Two weeks ago, the largest ship-financing bank in the world, HSH Nordbank, which had already been bailed out in 2008, cratered and was bailed out again by its two main owners, the states of Hamburg and Schleswig-Holstein.
So, with the smell of putrefaction wafting from Citi’s shipping-loan closets, it’s time to sell high-yield derivatives based on them. If hedge funds buy them, fine. Presumably, they understand the risks. But these products may end up in funds favored by state and municipal retirement systems. They’re starved for yield and are chasing it every chance they get in this zero-yield environment. And “alternative investments” are hot. So, banking #$%$ would be shifted once again to retirees—with a satisfied nod from the Fed.
The Fed’s drunken passion to print has led to the most gargantuan credit bubble ever, a farmland bubble, commodity bubbles, equity bubbles, heck, even a new housing bubble as hot money buys up billions of dollars in homes and now can’t rent them out [a debacle that I wrote about in.... Housing Bubble II: But This Time It’s Different].
It was never intended to fix the damage that the Financial Crisis had done to the real economy—as experienced by people, and not as measured by the Dow which is setting new highs. Some of these issues are very basic. For example, income.
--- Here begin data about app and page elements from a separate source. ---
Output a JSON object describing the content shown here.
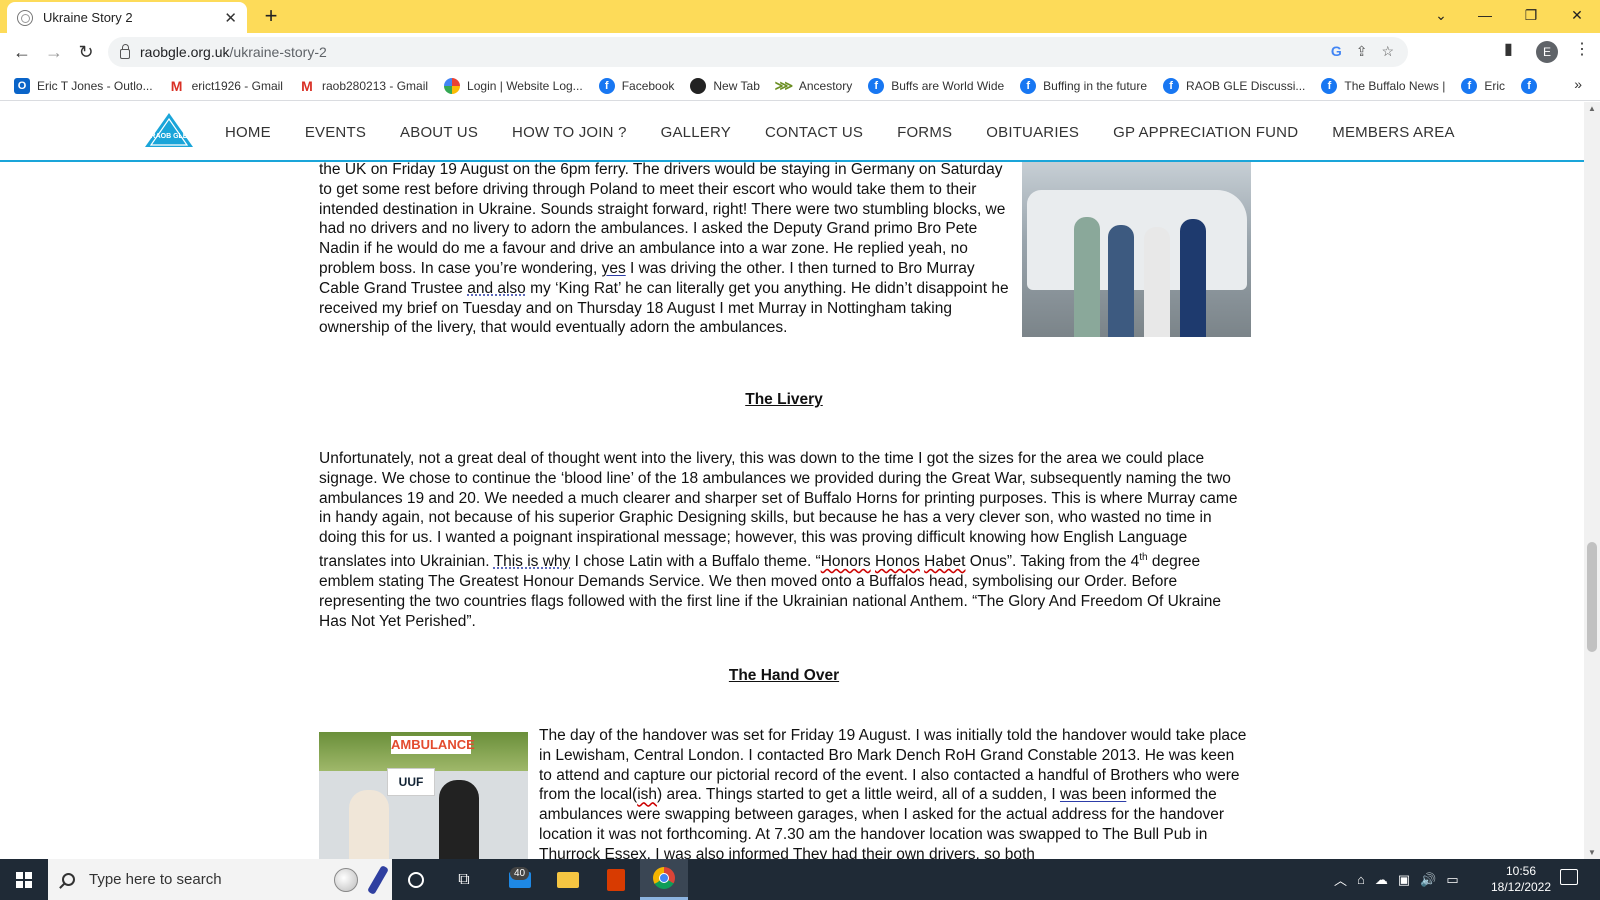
{
  "browser": {
    "tab_title": "Ukraine Story 2",
    "new_tab": "+",
    "url_host": "raobgle.org.uk",
    "url_path": "/ukraine-story-2",
    "profile_initial": "E"
  },
  "bookmarks": [
    {
      "label": "Eric T Jones - Outlo...",
      "icon": "outlook-icon"
    },
    {
      "label": "erict1926 - Gmail",
      "icon": "gmail-icon"
    },
    {
      "label": "raob280213 - Gmail",
      "icon": "gmail-icon"
    },
    {
      "label": "Login | Website Log...",
      "icon": "login-icon"
    },
    {
      "label": "Facebook",
      "icon": "facebook-icon"
    },
    {
      "label": "New Tab",
      "icon": "newtab-icon"
    },
    {
      "label": "Ancestory",
      "icon": "ancestry-icon"
    },
    {
      "label": "Buffs are World Wide",
      "icon": "facebook-icon"
    },
    {
      "label": "Buffing in the future",
      "icon": "facebook-icon"
    },
    {
      "label": "RAOB GLE Discussi...",
      "icon": "facebook-icon"
    },
    {
      "label": "The Buffalo News |",
      "icon": "facebook-icon"
    },
    {
      "label": "Eric",
      "icon": "facebook-icon"
    }
  ],
  "site": {
    "logo_text": "RAOB GLE",
    "menu": [
      "HOME",
      "EVENTS",
      "ABOUT US",
      "HOW TO JOIN ?",
      "GALLERY",
      "CONTACT US",
      "FORMS",
      "OBITUARIES",
      "GP APPRECIATION FUND",
      "MEMBERS AREA"
    ]
  },
  "article": {
    "para1": {
      "t1": "the UK on Friday 19 August on the 6pm ferry. The drivers would be staying in Germany on Saturday to get some rest before driving through Poland to meet their escort who would take them to their intended destination in Ukraine. Sounds straight forward, right! There were two stumbling blocks, we had no drivers and no livery to adorn the ambulances. I asked the Deputy Grand primo Bro Pete Nadin if he would do me a favour and drive an ambulance into a war zone. He replied yeah, no problem boss. In case you’re wondering, ",
      "yes": "yes",
      "t2": " I was driving the other. I then turned to Bro Murray Cable Grand Trustee ",
      "and_also": "and also",
      "t3": " my ‘King Rat’ he can literally get you anything. He didn’t disappoint he received my brief on Tuesday and on Thursday 18 August I met Murray in Nottingham taking ownership of the livery, that would eventually adorn the ambulances."
    },
    "heading_livery": "The Livery",
    "para2": {
      "t1": "Unfortunately, not a great deal of thought went into the livery, this was down to the time I got the sizes for the area we could place signage. We chose to continue the ‘blood line’ of the 18 ambulances we provided during the Great War, subsequently naming the two ambulances 19 and 20. We needed a much clearer and sharper set of Buffalo Horns for printing purposes. This is where Murray came in handy again, not because of his superior Graphic Designing skills, but because he has a very clever son, who wasted no time in doing this for us. I wanted a poignant inspirational message; however, this was proving difficult knowing how English Language translates into Ukrainian. ",
      "this_is_why": "This is why",
      "t2": " I chose Latin with a Buffalo theme. “",
      "honors": "Honors",
      "sp1": " ",
      "honos": "Honos",
      "sp2": " ",
      "habet": "Habet",
      "t3": " Onus”. Taking from the 4",
      "sup": "th",
      "t4": " degree emblem stating The Greatest Honour Demands Service. We then moved onto a Buffalos head, symbolising our Order. Before representing the two countries flags followed with the first line if the Ukrainian national Anthem. “The Glory And Freedom Of Ukraine Has Not Yet Perished”."
    },
    "heading_handover": "The Hand Over",
    "para3": {
      "t1": "The day of the handover was set for Friday 19 August. I was initially told the handover would take place in Lewisham, Central London. I contacted Bro Mark Dench RoH Grand Constable 2013. He was keen to attend and capture our pictorial record of the event. I also contacted a handful of Brothers who were from the local(",
      "ish": "ish",
      "t2": ") area. Things started to get a little weird, all of a sudden, I ",
      "was_been": "was been",
      "t3": " informed the ambulances were swapping between garages, when I asked for the actual address for the handover location it was not forthcoming. At 7.30 am the handover location was swapped to The Bull Pub in Thurrock Essex. I was also informed They had their own drivers, so both"
    },
    "photo2_banner": "AMBULANCE",
    "photo2_logo": "UUF"
  },
  "taskbar": {
    "search_placeholder": "Type here to search",
    "mail_badge": "40",
    "time": "10:56",
    "date": "18/12/2022"
  }
}
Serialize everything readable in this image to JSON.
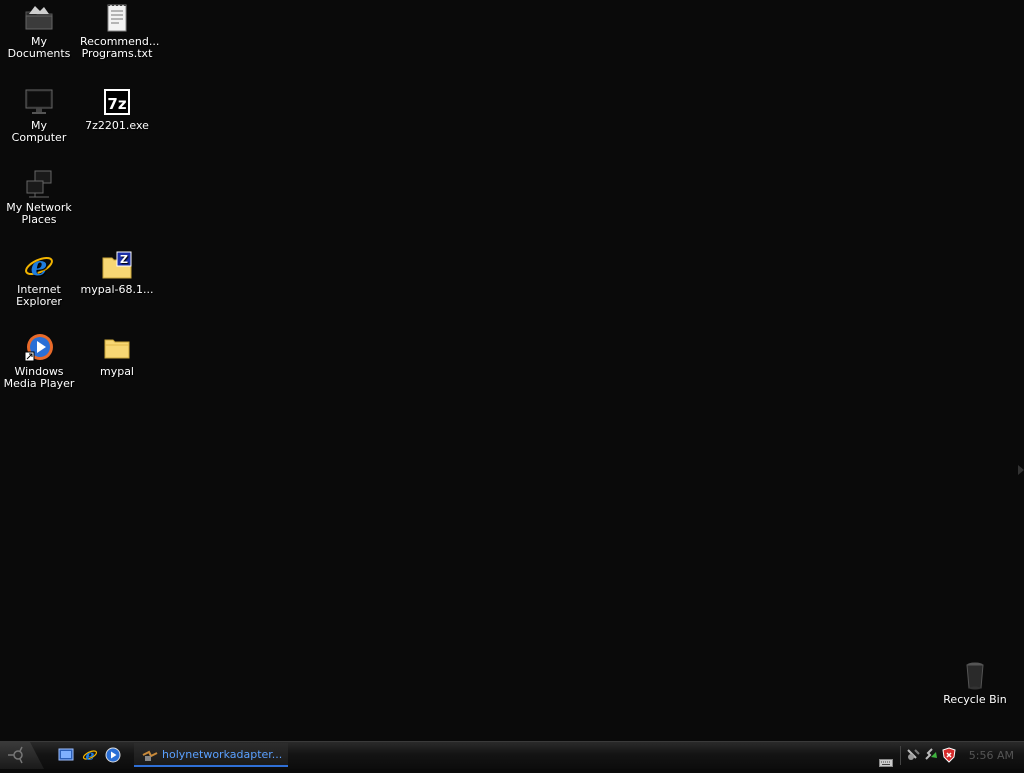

Median household income in February was $51,404 (Sentier Research), down $590 on an inflation-adjusted basis, or 1.1%, from January. Culprit: the red-hot 0.7% increase in consumer prices that month. It wasn’t a fluke but part of an insidious long-term trend. Adjusted for inflation, median household income in February was:
5.6% lower than in June 2009, during the Financial Crisis, or the beginning of the “recovery,” whichever.
7.3% lower than in December 2007, the beginning of the recession.
8.4% lower than in January 2000, when the data series began.
That year, median household income, expressed in February 2013 dollars, was $56,101! If it where this high today, households could spend more and save more, and they’d be more optimistic and enthusiastic, and the real economy would be humming along at a better clip.
Throughout these years, nominal wages have crept up just enough to bamboozle people into thinking that maybe this time it would be different, that this time they could actually buy more with the increased income, only to be whacked again by inflation. Their deteriorating circumstances shed a harsh light on the Fed-inspired craziness on Wall Street—and an even harsher light on the Fed’s persistent refusal to see it, though it’s happening right before their eyes.
The US-centric balance of economic power has been destabilized by the crumbling of EU welfare states and the rise of the state-sponsored capitalist BRICS, eager to seize the opportunity to attack the dollar’s preeminence. And so the inevitable is waiting to happen.